:: WORK TO COMPLETE ::
Please show every line from the entries that carries the word "source".

═══

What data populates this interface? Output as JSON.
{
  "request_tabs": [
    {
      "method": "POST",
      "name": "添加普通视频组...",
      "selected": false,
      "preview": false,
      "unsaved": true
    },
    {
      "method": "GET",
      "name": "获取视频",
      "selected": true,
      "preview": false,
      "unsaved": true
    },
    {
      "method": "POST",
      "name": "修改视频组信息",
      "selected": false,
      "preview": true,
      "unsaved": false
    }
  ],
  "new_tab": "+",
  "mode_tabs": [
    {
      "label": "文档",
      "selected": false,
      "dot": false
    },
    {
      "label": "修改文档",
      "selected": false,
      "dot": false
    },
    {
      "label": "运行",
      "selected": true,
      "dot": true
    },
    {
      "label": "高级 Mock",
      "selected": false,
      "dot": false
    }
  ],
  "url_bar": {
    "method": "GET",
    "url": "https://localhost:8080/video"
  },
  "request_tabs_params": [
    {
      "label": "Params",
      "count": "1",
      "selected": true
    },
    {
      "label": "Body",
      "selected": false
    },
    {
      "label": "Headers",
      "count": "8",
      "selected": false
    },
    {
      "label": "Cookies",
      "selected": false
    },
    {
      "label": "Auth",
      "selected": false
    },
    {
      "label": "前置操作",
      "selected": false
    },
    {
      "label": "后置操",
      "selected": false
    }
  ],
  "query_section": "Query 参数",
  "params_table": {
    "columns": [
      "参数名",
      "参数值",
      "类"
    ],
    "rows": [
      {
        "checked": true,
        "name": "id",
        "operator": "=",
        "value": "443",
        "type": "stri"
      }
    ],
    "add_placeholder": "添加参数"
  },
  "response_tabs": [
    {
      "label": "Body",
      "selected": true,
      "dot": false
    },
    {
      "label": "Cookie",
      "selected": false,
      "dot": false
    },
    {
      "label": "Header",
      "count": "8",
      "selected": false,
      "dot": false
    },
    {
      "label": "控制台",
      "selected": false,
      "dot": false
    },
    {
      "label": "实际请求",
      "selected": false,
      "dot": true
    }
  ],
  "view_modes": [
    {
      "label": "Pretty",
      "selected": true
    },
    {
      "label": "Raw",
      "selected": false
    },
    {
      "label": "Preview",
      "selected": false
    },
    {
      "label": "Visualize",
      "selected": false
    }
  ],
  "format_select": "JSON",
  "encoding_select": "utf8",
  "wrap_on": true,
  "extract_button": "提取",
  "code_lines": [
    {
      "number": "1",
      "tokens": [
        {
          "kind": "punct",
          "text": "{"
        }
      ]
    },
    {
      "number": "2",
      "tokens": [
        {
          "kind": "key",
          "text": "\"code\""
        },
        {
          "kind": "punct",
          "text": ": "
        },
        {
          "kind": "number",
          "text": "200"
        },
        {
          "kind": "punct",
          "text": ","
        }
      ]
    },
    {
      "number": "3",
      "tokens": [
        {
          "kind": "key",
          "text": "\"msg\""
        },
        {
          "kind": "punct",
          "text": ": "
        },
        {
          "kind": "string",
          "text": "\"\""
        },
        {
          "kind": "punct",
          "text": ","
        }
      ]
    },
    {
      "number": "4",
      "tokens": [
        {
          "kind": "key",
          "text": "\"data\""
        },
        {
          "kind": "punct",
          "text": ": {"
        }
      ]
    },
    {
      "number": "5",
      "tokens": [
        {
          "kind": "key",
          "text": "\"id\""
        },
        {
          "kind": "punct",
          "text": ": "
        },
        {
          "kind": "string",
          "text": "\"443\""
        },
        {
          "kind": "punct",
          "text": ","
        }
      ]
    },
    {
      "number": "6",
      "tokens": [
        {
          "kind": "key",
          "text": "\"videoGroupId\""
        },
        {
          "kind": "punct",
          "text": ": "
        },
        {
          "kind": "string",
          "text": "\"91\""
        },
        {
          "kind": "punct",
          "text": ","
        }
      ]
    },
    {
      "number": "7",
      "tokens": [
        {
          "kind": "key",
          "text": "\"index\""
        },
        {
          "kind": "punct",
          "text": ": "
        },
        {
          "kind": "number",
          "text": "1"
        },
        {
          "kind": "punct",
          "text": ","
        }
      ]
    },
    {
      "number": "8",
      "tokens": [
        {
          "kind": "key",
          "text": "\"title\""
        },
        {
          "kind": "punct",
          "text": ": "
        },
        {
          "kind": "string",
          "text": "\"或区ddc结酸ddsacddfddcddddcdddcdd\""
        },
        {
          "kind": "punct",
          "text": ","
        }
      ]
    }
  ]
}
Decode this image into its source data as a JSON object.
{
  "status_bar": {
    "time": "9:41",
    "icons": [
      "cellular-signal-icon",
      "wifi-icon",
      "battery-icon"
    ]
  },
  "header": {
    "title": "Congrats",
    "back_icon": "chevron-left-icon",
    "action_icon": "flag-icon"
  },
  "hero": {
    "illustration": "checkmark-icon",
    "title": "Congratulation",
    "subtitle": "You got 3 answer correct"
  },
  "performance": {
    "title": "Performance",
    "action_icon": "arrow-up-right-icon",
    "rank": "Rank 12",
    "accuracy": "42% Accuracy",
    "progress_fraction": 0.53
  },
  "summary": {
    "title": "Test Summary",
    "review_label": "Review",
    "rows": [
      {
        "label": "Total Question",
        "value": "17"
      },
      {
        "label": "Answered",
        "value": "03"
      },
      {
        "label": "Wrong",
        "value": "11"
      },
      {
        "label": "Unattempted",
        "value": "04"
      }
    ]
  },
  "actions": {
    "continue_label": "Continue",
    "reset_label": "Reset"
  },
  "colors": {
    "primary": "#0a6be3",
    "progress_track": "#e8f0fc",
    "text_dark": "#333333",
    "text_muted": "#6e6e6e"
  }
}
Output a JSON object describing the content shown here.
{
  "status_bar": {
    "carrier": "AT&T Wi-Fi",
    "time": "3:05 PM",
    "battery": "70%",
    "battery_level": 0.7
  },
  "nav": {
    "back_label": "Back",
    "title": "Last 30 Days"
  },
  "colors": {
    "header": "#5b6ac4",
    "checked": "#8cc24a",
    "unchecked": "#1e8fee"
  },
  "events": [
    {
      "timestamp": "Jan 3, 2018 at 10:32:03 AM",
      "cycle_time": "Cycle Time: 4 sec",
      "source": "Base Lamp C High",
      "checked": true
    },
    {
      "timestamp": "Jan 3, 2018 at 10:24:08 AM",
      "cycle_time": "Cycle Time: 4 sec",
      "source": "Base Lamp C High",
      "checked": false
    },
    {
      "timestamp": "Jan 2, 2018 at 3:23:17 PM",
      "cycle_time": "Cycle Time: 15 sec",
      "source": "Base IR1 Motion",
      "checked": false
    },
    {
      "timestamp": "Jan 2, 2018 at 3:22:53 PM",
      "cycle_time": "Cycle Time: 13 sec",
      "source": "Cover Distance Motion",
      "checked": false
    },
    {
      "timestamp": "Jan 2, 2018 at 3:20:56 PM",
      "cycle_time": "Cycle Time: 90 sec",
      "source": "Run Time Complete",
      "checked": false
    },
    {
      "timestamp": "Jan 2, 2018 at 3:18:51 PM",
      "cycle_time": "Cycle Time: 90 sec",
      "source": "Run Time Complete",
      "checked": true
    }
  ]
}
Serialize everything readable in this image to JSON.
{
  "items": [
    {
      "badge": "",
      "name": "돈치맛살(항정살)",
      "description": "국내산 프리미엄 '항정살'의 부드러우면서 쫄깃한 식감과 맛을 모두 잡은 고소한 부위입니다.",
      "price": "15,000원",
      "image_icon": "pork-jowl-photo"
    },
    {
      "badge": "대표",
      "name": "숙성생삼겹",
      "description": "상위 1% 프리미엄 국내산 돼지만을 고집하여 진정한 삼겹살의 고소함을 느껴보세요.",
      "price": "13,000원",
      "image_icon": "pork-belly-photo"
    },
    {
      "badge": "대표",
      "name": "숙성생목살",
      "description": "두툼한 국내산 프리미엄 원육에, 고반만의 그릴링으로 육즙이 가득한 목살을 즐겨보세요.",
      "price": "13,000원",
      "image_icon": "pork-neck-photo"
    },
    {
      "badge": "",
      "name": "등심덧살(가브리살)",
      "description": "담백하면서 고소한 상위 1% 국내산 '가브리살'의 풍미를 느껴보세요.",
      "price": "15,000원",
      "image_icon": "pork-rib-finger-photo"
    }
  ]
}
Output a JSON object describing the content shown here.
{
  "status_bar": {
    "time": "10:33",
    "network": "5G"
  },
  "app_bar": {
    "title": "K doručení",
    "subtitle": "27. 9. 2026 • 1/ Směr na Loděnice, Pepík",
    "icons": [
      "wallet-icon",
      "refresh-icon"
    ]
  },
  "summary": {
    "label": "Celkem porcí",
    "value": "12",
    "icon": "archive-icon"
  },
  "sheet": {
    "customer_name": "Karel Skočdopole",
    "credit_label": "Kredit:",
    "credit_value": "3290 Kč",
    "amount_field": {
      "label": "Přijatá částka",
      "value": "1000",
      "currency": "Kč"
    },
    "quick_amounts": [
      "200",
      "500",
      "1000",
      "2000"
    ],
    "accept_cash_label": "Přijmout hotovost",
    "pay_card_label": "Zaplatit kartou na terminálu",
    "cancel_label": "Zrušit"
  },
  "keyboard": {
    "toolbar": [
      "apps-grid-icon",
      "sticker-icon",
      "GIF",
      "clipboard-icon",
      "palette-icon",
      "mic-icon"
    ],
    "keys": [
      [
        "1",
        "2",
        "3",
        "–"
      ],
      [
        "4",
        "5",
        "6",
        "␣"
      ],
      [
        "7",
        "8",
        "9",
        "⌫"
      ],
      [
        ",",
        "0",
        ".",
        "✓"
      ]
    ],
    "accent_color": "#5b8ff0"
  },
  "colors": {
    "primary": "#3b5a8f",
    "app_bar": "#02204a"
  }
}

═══

:: ANSWER SPACE ::
Decode this image into its source data as a JSON object.
      "source": "Base Lamp C High",
      "source": "Base Lamp C High",
      "source": "Base IR1 Motion",
      "source": "Cover Distance Motion",
      "source": "Run Time Complete",
      "source": "Run Time Complete",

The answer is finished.